In December 1988, the Court judged, in the Ford case, that sections 58 and 69 of the Charter of the French Language — which required the exclusive use of French on commercial signs and in firm names — violated freedom of expression as set out in the Canadian Charter of Rights and Freedoms and the Québec Charter of Human Rights and Freedoms. On 22 December 1988, the newly reinstated Bourassa Liberals voted in Bill 178 (An Act to Amend the Charter of the French Language). The law required signs to be in French, though in certain exceptional cases, (depending on business size and number of employees) two languages would be allowed on condition that French predominate. The dissatisfaction was palpable: Québec anglophones considered themselves betrayed and francophones feared the return of bilingualism. In 1993, Bill 178 was replaced by Bill 86 (An Act to Amend the Charter of the French Language, 1993), adopted 17 June. The Act reaffirmed the principle of bilingual signage with precedence given to French in public places.

Following various demonstrations by antique dealers in the Eastern Townships in the spring of 2000, the issue of signs once again came before the Supreme Court, where advocates for both sides could barely reach an agreement. The Parti Québécois, which had been in power since 1994, called the Commission of the Estates-General on the Situation and Future of the French Language in Québec, chaired by Gérald Larose. In 2001, the Larose Commission tabled its report, French, a language for everyone. On the heels of this report, the Bernard Landry government put forward Bill 104 (An Act to Amend the Charter of the French Language), which changed the name of the language office to the Office québécois de la langue française (Québec French Language Office). The Office was mandated to ensure compliance with the Charter of the French Language; it replaced the Commission de la protection de la langue française, which was dissolved. For its part, the Conseil de la langue française became the Conseil supérieur de la langue française, tasked with advising the language minister. Bill 104 also contained a clause to prevent a non-anglophone child enrolled at an anglophone private school from continuing his or her studies at a publicly funded anglophone school. This “bridging schools” clause was struck down by the Supreme Court in 2009, as it violated the Canadian Charter of Rights and Freedoms.

Future and Challenges

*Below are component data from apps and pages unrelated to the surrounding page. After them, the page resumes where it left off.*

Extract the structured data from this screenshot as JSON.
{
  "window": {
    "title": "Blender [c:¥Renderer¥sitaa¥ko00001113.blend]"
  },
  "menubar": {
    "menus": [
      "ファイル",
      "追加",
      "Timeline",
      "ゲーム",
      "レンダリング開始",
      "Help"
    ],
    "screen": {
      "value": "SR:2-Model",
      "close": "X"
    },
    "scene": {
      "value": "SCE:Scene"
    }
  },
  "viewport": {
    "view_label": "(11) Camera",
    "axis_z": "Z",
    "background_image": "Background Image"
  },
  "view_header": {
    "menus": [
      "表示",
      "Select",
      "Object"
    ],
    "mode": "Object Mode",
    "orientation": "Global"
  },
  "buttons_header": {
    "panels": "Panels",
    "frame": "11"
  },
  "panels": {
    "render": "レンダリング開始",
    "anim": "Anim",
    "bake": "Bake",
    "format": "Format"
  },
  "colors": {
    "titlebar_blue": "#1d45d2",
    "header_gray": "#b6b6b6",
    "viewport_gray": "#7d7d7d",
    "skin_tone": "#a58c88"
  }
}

The language debates continue in Québec and Canada, arousing passions and igniting controversies. In particular, issues surrounding language of instruction and signage remain sensitive and topical. For instance, in 2012, the Parti Québécois proposed barring francophones and other non-anglophones from attending anglophone CEGEPs. The proposal met with strong opposition and the PQ was forced to backtrack on the issue. In 2015, the Court of Québec confirmed the lawfulness of Bill 101 after the Charter of the French Language was once again challenged by a group of anglophone merchants who disputed fines incurred for failing to comply with sign laws. The Court of Québec underscored that while French is the language of the majority in Québec, it is a minority language in North America and must therefore be protected by the government.

Despite the implementation and success of Bill 101 policies related to the francization of immigrants (the majority of whom now learn French before English), according to the 2011 census, one in five immigrants does not understand French in Québec. Further, several hundred francophone and non-anglophone families send their children to anglophone private schools every year with the object of enrolling them in the anglophone public system. To date, the province has no regulation addressing the “bridging school” issue, despite several official recommendations to this effect.

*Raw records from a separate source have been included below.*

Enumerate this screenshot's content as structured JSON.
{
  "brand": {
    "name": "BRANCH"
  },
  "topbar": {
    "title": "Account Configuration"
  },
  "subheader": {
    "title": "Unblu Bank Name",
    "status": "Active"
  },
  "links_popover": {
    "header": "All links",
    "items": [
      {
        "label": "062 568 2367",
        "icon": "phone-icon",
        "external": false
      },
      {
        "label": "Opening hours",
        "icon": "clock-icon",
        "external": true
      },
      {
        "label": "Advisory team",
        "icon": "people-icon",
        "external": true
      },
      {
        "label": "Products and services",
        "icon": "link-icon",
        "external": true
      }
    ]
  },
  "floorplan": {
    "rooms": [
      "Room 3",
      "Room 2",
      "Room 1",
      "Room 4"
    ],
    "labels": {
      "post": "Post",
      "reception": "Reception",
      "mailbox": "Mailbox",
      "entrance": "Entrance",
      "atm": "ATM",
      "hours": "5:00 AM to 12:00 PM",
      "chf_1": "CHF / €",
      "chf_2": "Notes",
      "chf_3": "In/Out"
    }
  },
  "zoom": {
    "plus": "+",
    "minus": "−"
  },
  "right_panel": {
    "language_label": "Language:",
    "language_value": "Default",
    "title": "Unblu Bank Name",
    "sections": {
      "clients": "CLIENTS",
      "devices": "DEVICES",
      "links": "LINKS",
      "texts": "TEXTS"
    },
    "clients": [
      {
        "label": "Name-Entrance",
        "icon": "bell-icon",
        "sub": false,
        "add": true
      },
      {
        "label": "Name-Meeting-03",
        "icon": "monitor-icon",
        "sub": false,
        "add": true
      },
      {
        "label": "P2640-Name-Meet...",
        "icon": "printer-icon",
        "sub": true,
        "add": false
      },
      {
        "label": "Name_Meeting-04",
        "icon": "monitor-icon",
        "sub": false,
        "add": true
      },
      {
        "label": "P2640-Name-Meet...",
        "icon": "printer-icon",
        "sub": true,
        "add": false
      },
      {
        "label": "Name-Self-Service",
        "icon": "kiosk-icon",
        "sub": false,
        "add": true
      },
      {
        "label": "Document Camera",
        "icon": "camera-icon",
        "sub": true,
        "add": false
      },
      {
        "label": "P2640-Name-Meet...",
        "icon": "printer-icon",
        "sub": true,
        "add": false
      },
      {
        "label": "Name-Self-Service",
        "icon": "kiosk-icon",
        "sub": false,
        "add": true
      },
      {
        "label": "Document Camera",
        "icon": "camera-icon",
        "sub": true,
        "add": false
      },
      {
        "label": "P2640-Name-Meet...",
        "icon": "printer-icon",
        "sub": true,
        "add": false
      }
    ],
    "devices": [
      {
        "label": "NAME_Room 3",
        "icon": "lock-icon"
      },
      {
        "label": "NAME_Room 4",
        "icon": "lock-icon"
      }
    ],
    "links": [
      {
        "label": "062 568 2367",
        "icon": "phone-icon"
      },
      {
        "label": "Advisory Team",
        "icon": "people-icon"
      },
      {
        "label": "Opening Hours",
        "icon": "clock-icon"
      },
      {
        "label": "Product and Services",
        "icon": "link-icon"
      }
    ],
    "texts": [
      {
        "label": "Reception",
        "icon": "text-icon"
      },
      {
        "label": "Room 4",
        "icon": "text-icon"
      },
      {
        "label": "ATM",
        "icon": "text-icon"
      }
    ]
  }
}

Although the French language is alive and well, managing to keep it strong and dynamic is still considered by many to be a daily challenge.

See also Languages in Use.